*Description of the task*.
Copy each line below as written, but skip the pictures.

** Opening Exercise input block **

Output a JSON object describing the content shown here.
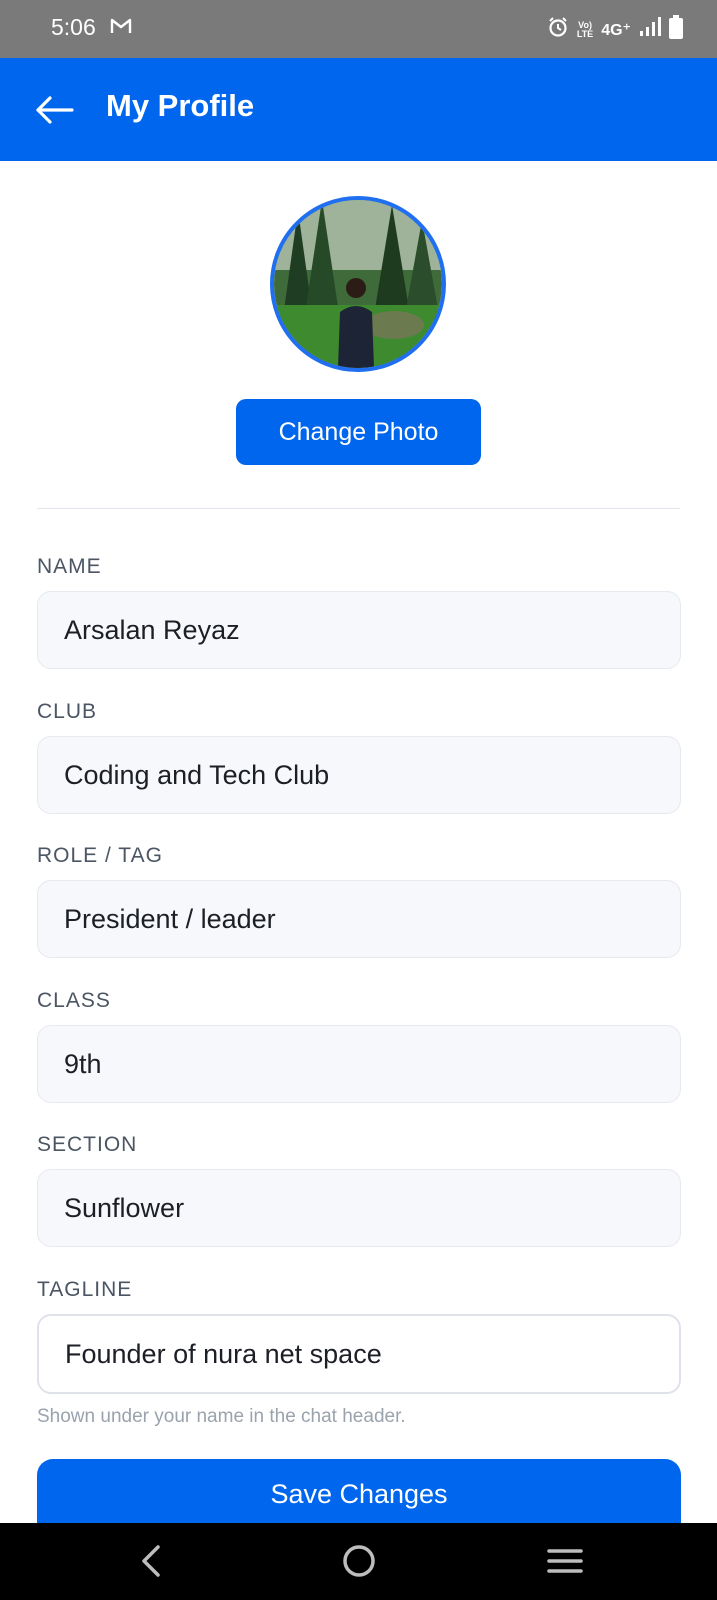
{
  "status_bar": {
    "time": "5:06",
    "network": "4G⁺",
    "volte_line1": "Vo)",
    "volte_line2": "LTE"
  },
  "app_bar": {
    "title": "My Profile",
    "back_icon": "arrow-left-icon"
  },
  "profile": {
    "change_photo_label": "Change Photo"
  },
  "form": {
    "fields": [
      {
        "label": "NAME",
        "value": "Arsalan Reyaz"
      },
      {
        "label": "CLUB",
        "value": "Coding and Tech Club"
      },
      {
        "label": "ROLE / TAG",
        "value": "President / leader"
      },
      {
        "label": "CLASS",
        "value": "9th"
      },
      {
        "label": "SECTION",
        "value": "Sunflower"
      },
      {
        "label": "TAGLINE",
        "value": "Founder of nura net space"
      }
    ],
    "tagline_hint": "Shown under your name in the chat header.",
    "save_label": "Save Changes"
  },
  "colors": {
    "accent": "#0066ee",
    "status_bar": "#7a7a7a",
    "label": "#4b5563",
    "hint": "#9aa3ad"
  }
}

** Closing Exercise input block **

*Output of the exercise*.
Output a JSON object describing the content shown here.
{
  "status_bar": {
    "time": "5:06",
    "network": "4G⁺",
    "volte_line1": "Vo)",
    "volte_line2": "LTE"
  },
  "app_bar": {
    "title": "My Profile",
    "back_icon": "arrow-left-icon"
  },
  "profile": {
    "change_photo_label": "Change Photo"
  },
  "form": {
    "fields": [
      {
        "label": "NAME",
        "value": "Arsalan Reyaz"
      },
      {
        "label": "CLUB",
        "value": "Coding and Tech Club"
      },
      {
        "label": "ROLE / TAG",
        "value": "President / leader"
      },
      {
        "label": "CLASS",
        "value": "9th"
      },
      {
        "label": "SECTION",
        "value": "Sunflower"
      },
      {
        "label": "TAGLINE",
        "value": "Founder of nura net space"
      }
    ],
    "tagline_hint": "Shown under your name in the chat header.",
    "save_label": "Save Changes"
  },
  "colors": {
    "accent": "#0066ee",
    "status_bar": "#7a7a7a",
    "label": "#4b5563",
    "hint": "#9aa3ad"
  }
}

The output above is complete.